The writing itself was rather choppy. Details were recounted that had no bearing on either the story or the theological discussion, which sometimes left me wondering if I should be reading greater significance into the asides or whether they were just there to decorate what otherwise sometimes turned into a lesson on Calvinism. Given that the book's primary purpose is to discuss predestination, however, it's a forgivable offense.

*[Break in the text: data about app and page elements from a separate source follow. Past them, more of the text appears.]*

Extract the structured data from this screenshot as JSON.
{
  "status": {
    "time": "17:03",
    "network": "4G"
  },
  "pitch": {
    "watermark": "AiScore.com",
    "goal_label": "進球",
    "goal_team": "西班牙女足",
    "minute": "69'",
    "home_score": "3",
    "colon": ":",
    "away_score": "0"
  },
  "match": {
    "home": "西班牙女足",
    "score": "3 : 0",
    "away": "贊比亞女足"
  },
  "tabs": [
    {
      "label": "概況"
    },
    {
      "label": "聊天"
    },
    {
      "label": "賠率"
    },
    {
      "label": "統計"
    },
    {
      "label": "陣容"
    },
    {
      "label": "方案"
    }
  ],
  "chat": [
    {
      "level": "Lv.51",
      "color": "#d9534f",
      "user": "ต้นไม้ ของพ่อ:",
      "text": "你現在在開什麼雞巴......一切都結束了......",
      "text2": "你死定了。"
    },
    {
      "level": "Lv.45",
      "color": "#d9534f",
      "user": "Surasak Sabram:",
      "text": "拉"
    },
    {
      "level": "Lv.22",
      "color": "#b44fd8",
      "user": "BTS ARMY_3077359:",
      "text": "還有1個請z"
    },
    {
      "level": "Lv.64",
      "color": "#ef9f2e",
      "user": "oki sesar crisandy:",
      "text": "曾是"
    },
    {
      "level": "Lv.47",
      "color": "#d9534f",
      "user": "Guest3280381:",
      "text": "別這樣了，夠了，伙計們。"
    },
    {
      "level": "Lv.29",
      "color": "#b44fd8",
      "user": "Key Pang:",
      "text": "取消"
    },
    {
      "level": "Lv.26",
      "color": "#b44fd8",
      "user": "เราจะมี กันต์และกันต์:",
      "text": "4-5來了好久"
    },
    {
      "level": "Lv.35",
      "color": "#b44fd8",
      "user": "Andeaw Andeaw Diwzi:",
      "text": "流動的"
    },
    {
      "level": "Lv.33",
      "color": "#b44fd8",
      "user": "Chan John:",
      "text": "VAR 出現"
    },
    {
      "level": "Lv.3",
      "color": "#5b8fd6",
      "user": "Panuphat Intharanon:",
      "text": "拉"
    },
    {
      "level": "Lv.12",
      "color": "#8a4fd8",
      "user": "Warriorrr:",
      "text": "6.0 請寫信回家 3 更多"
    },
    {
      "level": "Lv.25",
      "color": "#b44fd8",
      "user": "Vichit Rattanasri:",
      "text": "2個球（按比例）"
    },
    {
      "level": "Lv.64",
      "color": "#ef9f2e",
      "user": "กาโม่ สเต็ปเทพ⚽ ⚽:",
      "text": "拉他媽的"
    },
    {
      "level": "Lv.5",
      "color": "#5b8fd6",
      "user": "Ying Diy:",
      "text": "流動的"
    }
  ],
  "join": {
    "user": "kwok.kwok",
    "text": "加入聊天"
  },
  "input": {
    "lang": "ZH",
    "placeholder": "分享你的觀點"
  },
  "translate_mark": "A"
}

Less forgivable, in my opinion, is the somewhat anti-Catholic vibe. The definite anti-Calvinist vibe is much stronger, but the book is at least discussing Calvinism. The primary Calvinist character starts off as a rather generous and generally nice character, and turns into more and more of an arrogant blowhard as the story progresses. It would have been nice to see a happier ending, but at least his character is believable. I've certainly met people like him. But the anti-Catholic thing came out of nowhere. The claims weren't explored at all, merely thrown out there as undeniable, and I have to wonder what role they served except as a statement that Catholics are doomed to hell.
Still, choosing to overlook that, the rest of it was a good read. Quite a bit of intrigue with just a smattering of romance and all-around very believable characters. Having read it straight through without checking its claims against an actual Bible, I can't say as yet that I agree with its conclusions, but on the face of things, it makes a lot of sense. For those of you who are curious, the basic conclusion that the book draws is this:

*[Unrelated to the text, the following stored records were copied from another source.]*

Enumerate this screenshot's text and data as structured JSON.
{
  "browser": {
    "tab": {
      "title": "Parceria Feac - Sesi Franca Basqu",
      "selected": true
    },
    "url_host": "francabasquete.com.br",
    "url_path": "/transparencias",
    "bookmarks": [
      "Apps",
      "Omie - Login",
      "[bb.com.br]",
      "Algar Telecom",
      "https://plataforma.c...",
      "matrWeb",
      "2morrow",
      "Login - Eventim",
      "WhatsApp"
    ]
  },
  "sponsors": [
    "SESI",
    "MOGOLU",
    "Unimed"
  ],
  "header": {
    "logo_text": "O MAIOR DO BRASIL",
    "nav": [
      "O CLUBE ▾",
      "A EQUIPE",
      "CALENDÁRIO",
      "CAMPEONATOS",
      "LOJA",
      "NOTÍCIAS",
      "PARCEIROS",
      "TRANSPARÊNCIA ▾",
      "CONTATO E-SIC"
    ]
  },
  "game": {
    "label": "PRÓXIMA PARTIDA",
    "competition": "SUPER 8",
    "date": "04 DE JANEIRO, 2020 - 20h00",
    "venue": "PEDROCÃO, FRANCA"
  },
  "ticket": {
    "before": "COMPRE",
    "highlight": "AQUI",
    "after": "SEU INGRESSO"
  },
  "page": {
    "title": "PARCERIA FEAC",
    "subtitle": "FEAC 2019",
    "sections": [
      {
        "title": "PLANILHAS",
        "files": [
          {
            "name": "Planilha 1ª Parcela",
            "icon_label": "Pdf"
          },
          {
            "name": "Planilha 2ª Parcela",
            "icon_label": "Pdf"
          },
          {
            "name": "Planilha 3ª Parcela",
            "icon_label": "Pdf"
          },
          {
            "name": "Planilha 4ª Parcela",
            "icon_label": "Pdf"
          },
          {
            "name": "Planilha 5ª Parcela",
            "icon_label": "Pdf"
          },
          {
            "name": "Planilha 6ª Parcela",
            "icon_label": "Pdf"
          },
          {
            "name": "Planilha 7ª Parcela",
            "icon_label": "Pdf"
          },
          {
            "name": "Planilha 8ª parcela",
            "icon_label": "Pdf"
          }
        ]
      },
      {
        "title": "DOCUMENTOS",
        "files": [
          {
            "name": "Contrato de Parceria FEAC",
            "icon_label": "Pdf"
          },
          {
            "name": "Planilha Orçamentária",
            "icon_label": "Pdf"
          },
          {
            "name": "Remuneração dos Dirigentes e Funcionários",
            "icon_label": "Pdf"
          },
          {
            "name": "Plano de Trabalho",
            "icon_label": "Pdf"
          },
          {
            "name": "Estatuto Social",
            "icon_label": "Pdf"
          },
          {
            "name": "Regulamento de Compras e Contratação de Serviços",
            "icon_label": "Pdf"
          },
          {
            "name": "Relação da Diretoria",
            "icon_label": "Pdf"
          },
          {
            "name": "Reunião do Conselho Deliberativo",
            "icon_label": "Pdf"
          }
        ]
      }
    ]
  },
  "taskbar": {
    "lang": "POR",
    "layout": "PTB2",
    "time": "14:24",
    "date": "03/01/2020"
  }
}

Nobody is predestined to heaven or hell, but neither are people able to choose faith on their own. People have enough free will to choose to repent of their sin - not enough to actually change, but enough to genuinely want to change, as the Holy Spirit calls all people. Upon repenting, God in His sovereignty grants "light" to people, not faith. Light to understand the things of God, which, once people have understood, results in their ability to choose faith.
It's somewhere between Calvinism and Arminianism, but certainly closer to the latter.
And kudos to the author for almost breaking the fourth wall on the second-to-last page (page 300). Made me giggle.
* * * * *
"Maybe we could tell the story of how we solved [the mystery of predestination]," Angela said, "adapt it, and turn it into a three-hundred-page novel."
"Nah," the three guys said at the same time.
"It needs to be scholarly," Elliot said.
Alex sat back and joined his hands behind his head. "We can decide later."
* * * * *
Now I want to know if this story is anything like the author's own experience...